Recalled from childhood, a dream
a nightmare, a bear, towering
enveloping me in my crib
forearms crushing my face to his furred chest
and the struggle to find air.
Another, in adolescence, beautiful
silent, perhaps foretelling an unfurling to come,
a peacock spreading his colors above the backyard fence.
These edges were sharp, defined
memorable still despite the intervening years,
leaving no doubt that they were dreams.
In midlife, two new dreams began unspooling
over and over, looping frequently.
In one my legs would fail, suddenly,
crumpling me like a rag doll
limp on the floor, unnoticed by the passing world.
In the other I could bound, spring upward
gazelle-like , untethered from gravity.
I paid them no heed.
Those dreams no longer visit.
Somehow, I failed to read the omens,
to forsee that one dark night, I would fall,
lie crumpled on the wet earth
among the sturdy trunks of apple trees.
I did not dream that struggle to rise,
to pull myself up, the fall again
and again and yet again
until beginning the creep
toward the familiar path, dragging my fear
toward the safe and lamp bright house.
Now, nearing eighty, I read that elders have vivid dreams.
When I wake in the night, I am not frightened
of what I cannot see or do not know.
Dreams cling like webs, must be brushed away

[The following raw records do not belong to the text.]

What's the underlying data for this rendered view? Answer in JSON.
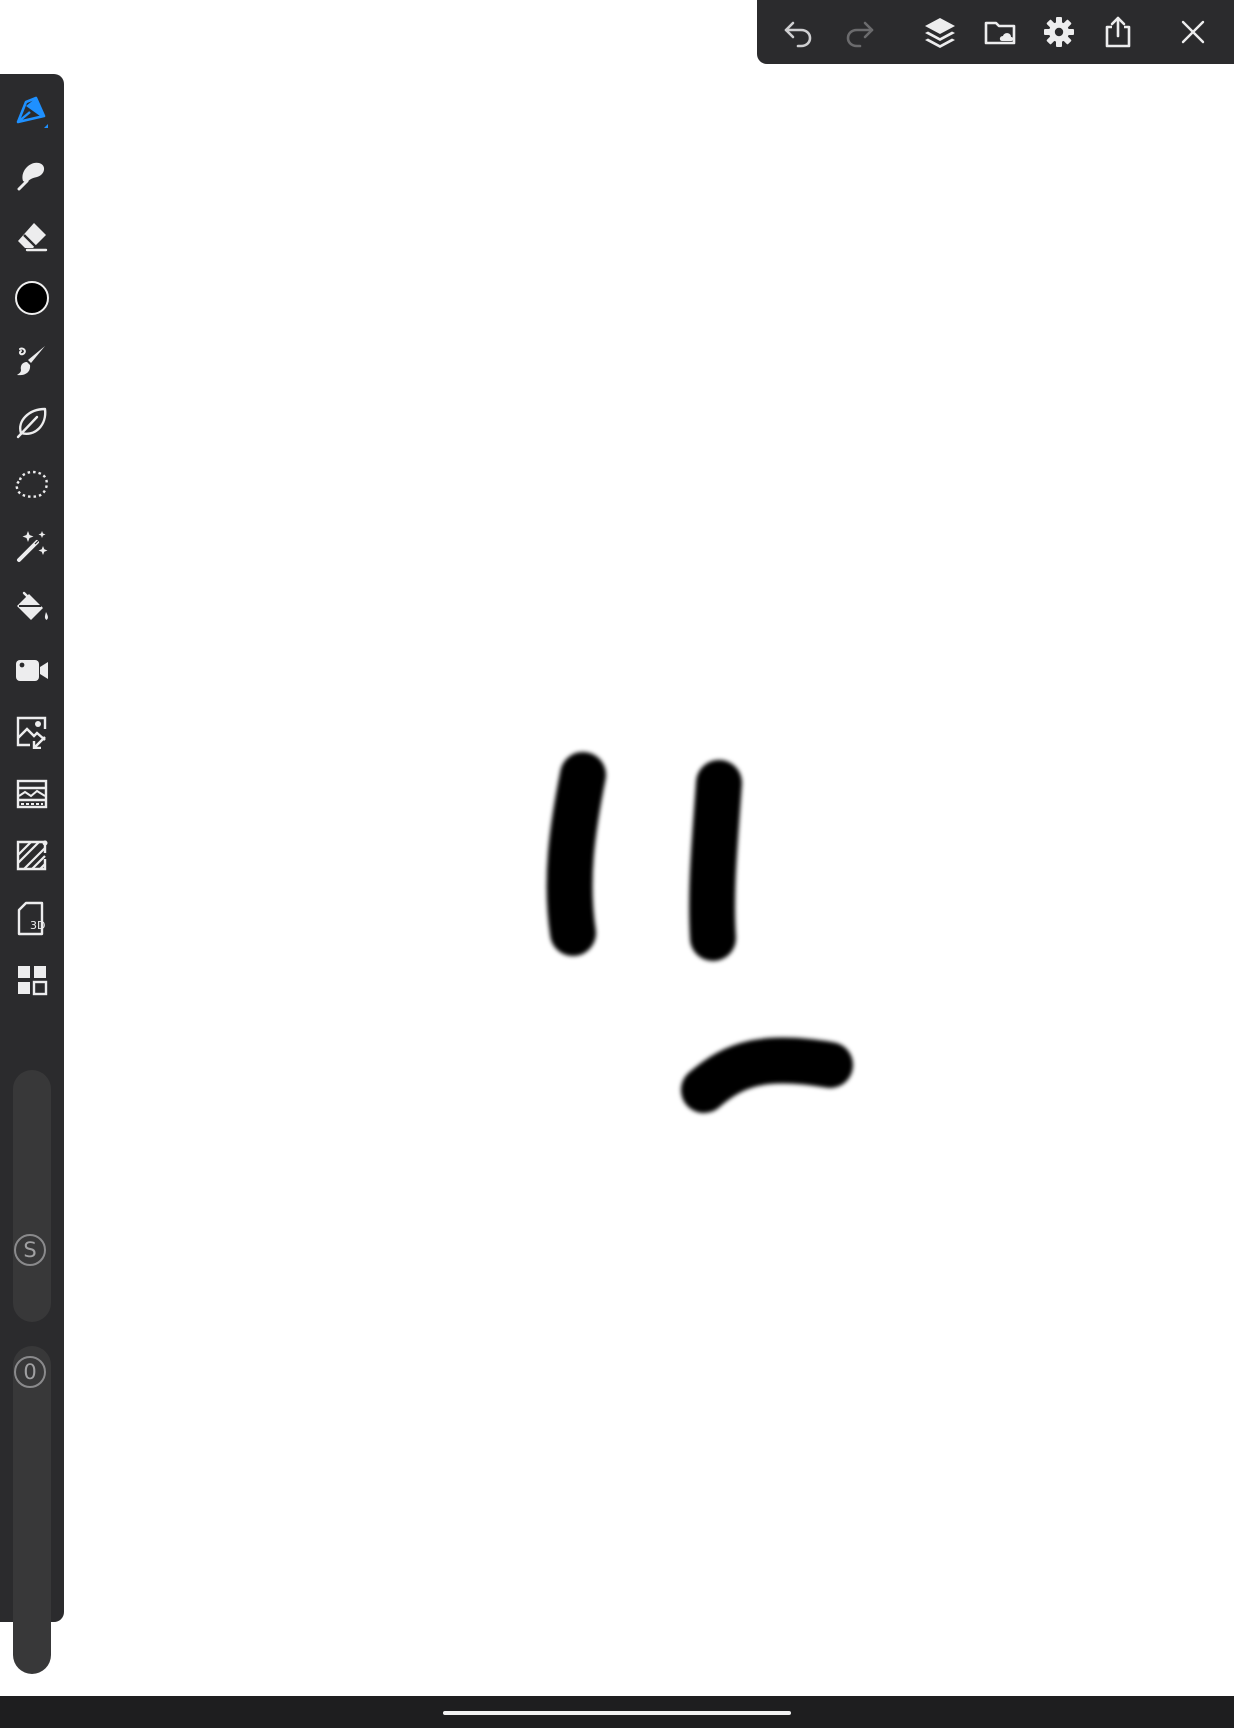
{
  "app": {
    "accent_color": "#1e90ff",
    "toolbar_color": "#2b2b2d"
  },
  "top_toolbar": {
    "buttons": [
      {
        "icon": "undo-icon",
        "state": "enabled"
      },
      {
        "icon": "redo-icon",
        "state": "disabled"
      },
      {
        "icon": "layers-icon"
      },
      {
        "icon": "gallery-folder-icon"
      },
      {
        "icon": "gear-icon"
      },
      {
        "icon": "share-icon"
      },
      {
        "icon": "close-icon"
      }
    ]
  },
  "left_toolbar": {
    "tools": [
      {
        "icon": "pen-tool-icon",
        "selected": true
      },
      {
        "icon": "smudge-icon"
      },
      {
        "icon": "eraser-icon"
      },
      {
        "icon": "color-swatch-icon",
        "color": "#000000"
      },
      {
        "icon": "brush-library-icon"
      },
      {
        "icon": "leaf-stabilizer-icon"
      },
      {
        "icon": "lasso-selection-icon"
      },
      {
        "icon": "magic-wand-icon"
      },
      {
        "icon": "paint-bucket-icon"
      },
      {
        "icon": "video-record-icon"
      },
      {
        "icon": "image-import-icon"
      },
      {
        "icon": "filter-icon"
      },
      {
        "icon": "texture-icon"
      },
      {
        "icon": "3d-model-icon",
        "badge": "3D"
      },
      {
        "icon": "more-tools-icon"
      }
    ],
    "size_slider": {
      "label": "S"
    },
    "opacity_slider": {
      "label": "0"
    }
  },
  "canvas": {
    "background": "#ffffff",
    "strokes": [
      {
        "shape": "left-eye-line",
        "color": "#000000"
      },
      {
        "shape": "right-eye-line",
        "color": "#000000"
      },
      {
        "shape": "frown-mouth",
        "color": "#000000"
      }
    ]
  }
}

before, awake, I take my uncertain steps.
I am not afraid of dreams.
I am afraid of falling and failing to rise.